Disney World’s best rival just rocked the theme park industry

0


IIt was the pay hike heard in the Disney world. Comcastof (NASDAQ: CMCSA) Universal Orlando announced Thursday that it will pay all employees a minimum of $ 15 an hour starting June 27. Central Florida.

Rival Disney (NYSE: DIS) get there. Three summers ago, Disney World struck a deal with half a dozen unions representing the lion’s share of the resort’s employees. Disney was starting new employees at just $ 10 an hour at the time, but the deal calls for an increase in the size of House of Mouse until the new minimum hourly rate for “cast members.” no tip goes from $ 14 to $ 15 in October. With staffing becoming an issue in many consumer-facing businesses, victory in the “fight for $ 15” was inevitable.

It was supposed to be the summer that national theme parks and regional amusement parks have been waiting for two years. Can Theme Park Operators Thrive In The New Normal? Should investors start dividing winners from losers as wage inflation crushes the turnstiles? Let’s take a closer look at Comcast’s significant move.

Image source: Universal Orlando.

Take a ride

What if the country had a post-pandemic wake-up party and too many people were called sick? Many industries are currently suffering from a staffing crisis. This is evident in the restaurant industry.

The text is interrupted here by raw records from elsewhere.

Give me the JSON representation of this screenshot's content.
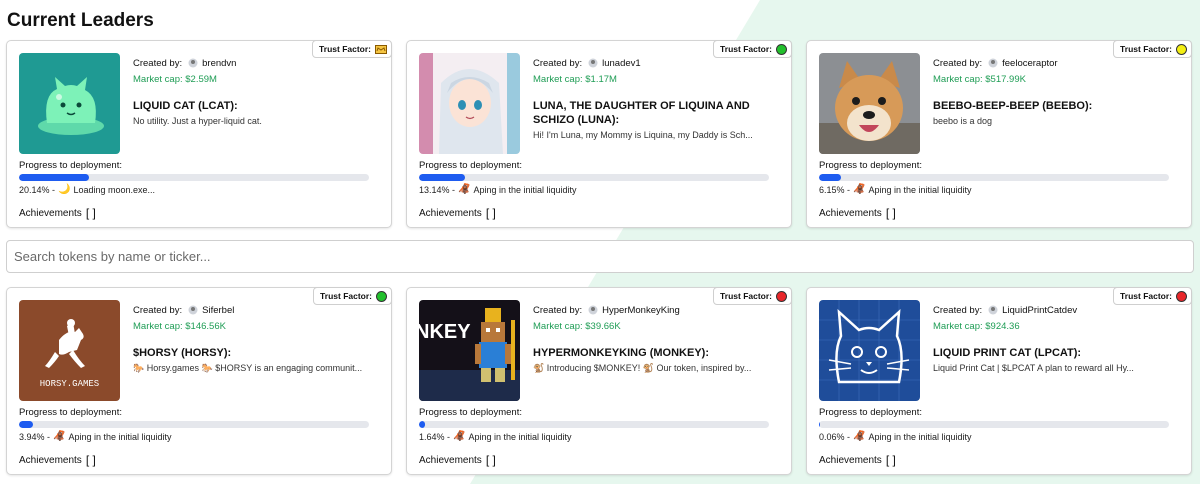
{
  "page": {
    "title": "Current Leaders"
  },
  "search": {
    "placeholder": "Search tokens by name or ticker..."
  },
  "labels": {
    "created_by": "Created by:",
    "trust_factor": "Trust Factor:",
    "progress": "Progress to deployment:",
    "achievements": "Achievements",
    "achievements_value": "[ ]"
  },
  "cards": [
    {
      "creator": "brendvn",
      "market_cap": "Market cap: $2.59M",
      "name": "LIQUID CAT (LCAT):",
      "description": "No utility. Just a hyper-liquid cat.",
      "progress": 20.14,
      "progress_text": "20.14% - ",
      "status_emoji": "🌙",
      "status": "Loading moon.exe...",
      "trust": "crown",
      "image": "liquid-cat"
    },
    {
      "creator": "lunadev1",
      "market_cap": "Market cap: $1.17M",
      "name": "LUNA, THE DAUGHTER OF LIQUINA AND SCHIZO (LUNA):",
      "description": "Hi! I'm Luna, my Mommy is Liquina, my Daddy is Sch...",
      "progress": 13.14,
      "progress_text": "13.14% - ",
      "status_emoji": "🦧",
      "status": "Aping in the initial liquidity",
      "trust": "green",
      "image": "anime-girl"
    },
    {
      "creator": "feeloceraptor",
      "market_cap": "Market cap: $517.99K",
      "name": "BEEBO-BEEP-BEEP (BEEBO):",
      "description": "beebo is a dog",
      "progress": 6.15,
      "progress_text": "6.15% - ",
      "status_emoji": "🦧",
      "status": "Aping in the initial liquidity",
      "trust": "yellow",
      "image": "shiba-dog"
    },
    {
      "creator": "Siferbel",
      "market_cap": "Market cap: $146.56K",
      "name": "$HORSY (HORSY):",
      "description": "🐎 Horsy.games 🐎 $HORSY is an engaging communit...",
      "progress": 3.94,
      "progress_text": "3.94% - ",
      "status_emoji": "🦧",
      "status": "Aping in the initial liquidity",
      "trust": "green",
      "image": "horsy-logo",
      "image_text": "HORSY.GAMES"
    },
    {
      "creator": "HyperMonkeyKing",
      "market_cap": "Market cap: $39.66K",
      "name": "HYPERMONKEYKING (MONKEY):",
      "description": "🐒 Introducing $MONKEY! 🐒 Our token, inspired by...",
      "progress": 1.64,
      "progress_text": "1.64% - ",
      "status_emoji": "🦧",
      "status": "Aping in the initial liquidity",
      "trust": "red",
      "image": "pixel-monkey",
      "image_text": "NKEY"
    },
    {
      "creator": "LiquidPrintCatdev",
      "market_cap": "Market cap: $924.36",
      "name": "LIQUID PRINT CAT (LPCAT):",
      "description": "Liquid Print Cat | $LPCAT A plan to reward all Hy...",
      "progress": 0.06,
      "progress_text": "0.06% - ",
      "status_emoji": "🦧",
      "status": "Aping in the initial liquidity",
      "trust": "red",
      "image": "blueprint-cat"
    }
  ],
  "colors": {
    "accent_green": "#1f9d55",
    "progress_blue": "#1e5cf0",
    "bg_mint": "#e6f7ee"
  }
}
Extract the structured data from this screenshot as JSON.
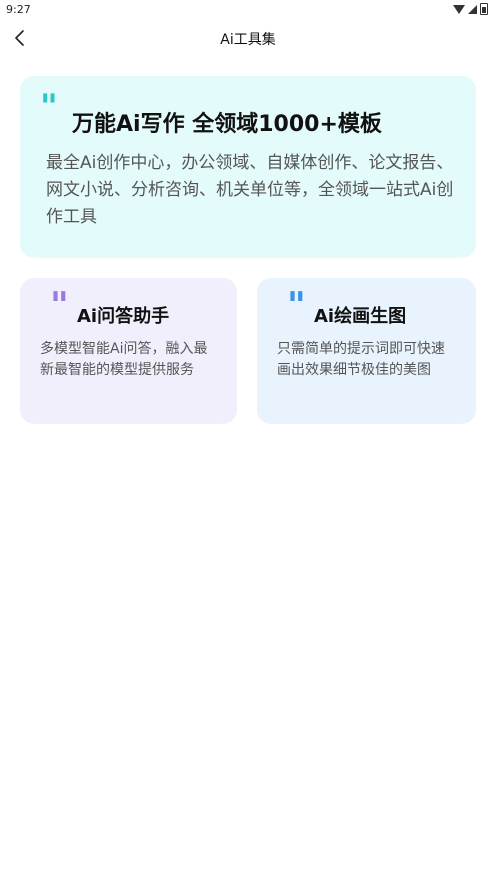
{
  "status_bar": {
    "time": "9:27"
  },
  "header": {
    "title": "Ai工具集"
  },
  "cards": {
    "main": {
      "title": "万能Ai写作 全领域1000+模板",
      "description": "最全Ai创作中心，办公领域、自媒体创作、论文报告、网文小说、分析咨询、机关单位等，全领域一站式Ai创作工具"
    },
    "qa": {
      "title": "Ai问答助手",
      "description": "多模型智能Ai问答，融入最新最智能的模型提供服务"
    },
    "draw": {
      "title": "Ai绘画生图",
      "description": "只需简单的提示词即可快速画出效果细节极佳的美图"
    }
  },
  "colors": {
    "main_card_bg": "#e3fbfa",
    "qa_card_bg": "#f1effb",
    "draw_card_bg": "#e8f3fd",
    "main_quote": "#28c9c5",
    "qa_quote": "#9a7be0",
    "draw_quote": "#3a93ea"
  },
  "icons": {
    "back": "chevron-left-icon",
    "quote": "quote-mark-icon"
  }
}
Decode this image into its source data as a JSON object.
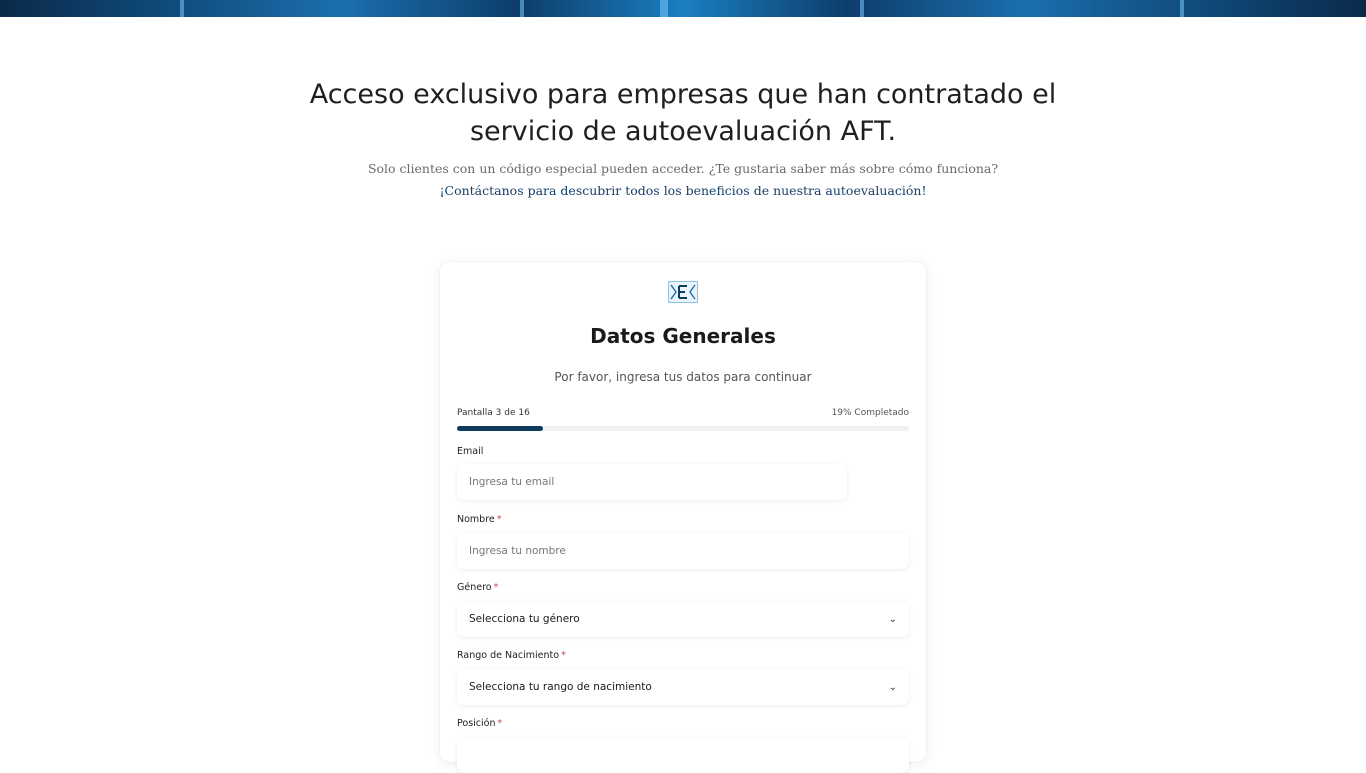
{
  "headline": "Acceso exclusivo para empresas que han contratado el servicio de autoevaluación AFT.",
  "subtext": "Solo clientes con un código especial pueden acceder. ¿Te gustaria saber más sobre cómo funciona?",
  "contact_link": "¡Contáctanos para descubrir todos los beneficios de nuestra autoevaluación!",
  "colors": {
    "accent": "#0e3b5c",
    "link": "#143f6b",
    "required": "#d64545"
  },
  "form": {
    "logo_icon": "e-logo-icon",
    "title": "Datos Generales",
    "subtitle": "Por favor, ingresa tus datos para continuar",
    "progress": {
      "label": "Pantalla 3 de 16",
      "percent_label": "19% Completado",
      "fraction": 0.19
    },
    "fields": {
      "email": {
        "label": "Email",
        "placeholder": "Ingresa tu email"
      },
      "nombre": {
        "label": "Nombre",
        "required": "*",
        "placeholder": "Ingresa tu nombre"
      },
      "genero": {
        "label": "Género",
        "required": "*",
        "value": "Selecciona tu género",
        "icon": "chevron-down-icon"
      },
      "rango": {
        "label": "Rango de Nacimiento",
        "required": "*",
        "value": "Selecciona tu rango de nacimiento",
        "icon": "chevron-down-icon"
      },
      "posicion": {
        "label": "Posición",
        "required": "*"
      }
    }
  }
}
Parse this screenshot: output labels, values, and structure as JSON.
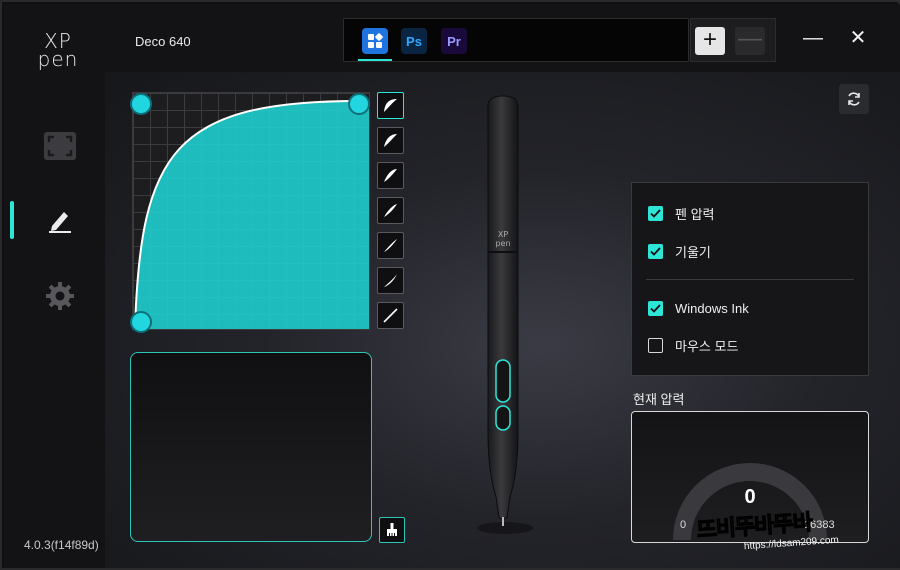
{
  "sidebar": {
    "logo_line1": "XP",
    "logo_line2": "pen",
    "items": [
      {
        "name": "work-area"
      },
      {
        "name": "pen"
      },
      {
        "name": "settings"
      }
    ],
    "version": "4.0.3(f14f89d)"
  },
  "header": {
    "device": "Deco 640",
    "apps": [
      {
        "label": "",
        "icon": "all-apps-icon"
      },
      {
        "label": "Ps"
      },
      {
        "label": "Pr"
      }
    ],
    "add_label": "+",
    "remove_label": "—",
    "minimize_label": "—",
    "close_label": "✕"
  },
  "pen_settings": {
    "options": [
      {
        "label": "펜 압력",
        "checked": true
      },
      {
        "label": "기울기",
        "checked": true
      },
      {
        "label": "Windows Ink",
        "checked": true
      },
      {
        "label": "마우스 모드",
        "checked": false
      }
    ],
    "pen_brand": {
      "line1": "XP",
      "line2": "pen"
    }
  },
  "pressure": {
    "label": "현재 압력",
    "value": "0",
    "min": "0",
    "max": "16383"
  },
  "colors": {
    "accent": "#2ee6d6",
    "curve_fill": "#1fd8d8"
  },
  "watermark": {
    "title": "뜨비뚜바뚜바",
    "url": "https://ldsam209.com"
  }
}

Even the major ridesharing companies are struggling, as the demand for transport and take-out deliveries is ahead of the supply of pilots.

We are already seeing ripples in the theme park industry, and that is before the peak summer travel season begins. Cedar Fairof (NYSE: FUN) The iconic Cedar Point recently turned heads to update its June availability. The park will be closed Tuesday and Wednesday for the next four weeks, due to the lack of employees to operate every day. Last week, he made the dramatic decision to double his pay to $ 20 an hour and offer a $ 500 signing bonus for new hires or hires. Raising labor costs will take a toll on the bottom line, but it’s better than not being open at all.

Universal Orlando and ultimately Disney paying $ 15 an hour will be easier to digest at closed attractions where day tickets run into triple digits, but you have to wonder about the competition. Third-largest theme park operator in Central Florida in terms of attendance SeaWorld Entertainment (NYSE: MER) – raised its hourly rate to $ 11 an hour at the end of 2018. It will not be able to stay there when its two biggest rivals pay 36% more. SeaWorld Orlando employees may be passionate about the cause of marine life, but will it still hold up if we literally cut them down?

Paying more is easier said than done, especially now when a theme park’s profit potential is capped by seating capacity limits and travel restrictions are eating away at the center’s more lucrative customers. Florida. SeaWorld stock can be reach new heights, but keep an eye out for its operating schedule and continued delays in new rides due to debut in 2020. Investors are bidding leisure stocks ahead of what’s supposed to be a blazing summer season, but don’t forget to stress the point of work.

10 stocks we love better than Walt Disney
When investment geniuses David and Tom Gardner have stock advice, he can pay to listen. After all, the newsletter they’ve been distributing for over a decade, Motley Fool Fellowship Advisor, has tripled the market. *

David and Tom have just revealed what they believe to be the ten best stocks for investors to buy now … and Walt Disney was not one of them! That’s right – they think these 10 stocks are even better buys.

See the 10 actions

* Stock Advisor returns as of May 11, 2021

Rick munarriz owns shares of Walt Disney. The Motley Fool owns stocks and recommends Walt Disney. The Motley Fool recommends Cedar Fair and Comcast. The Motley Fool has a disclosure policy.

The views and opinions expressed herein are the views and opinions of the author and do not necessarily reflect those of Nasdaq, Inc.



Source link

Leave A Reply

Your email address will not be published.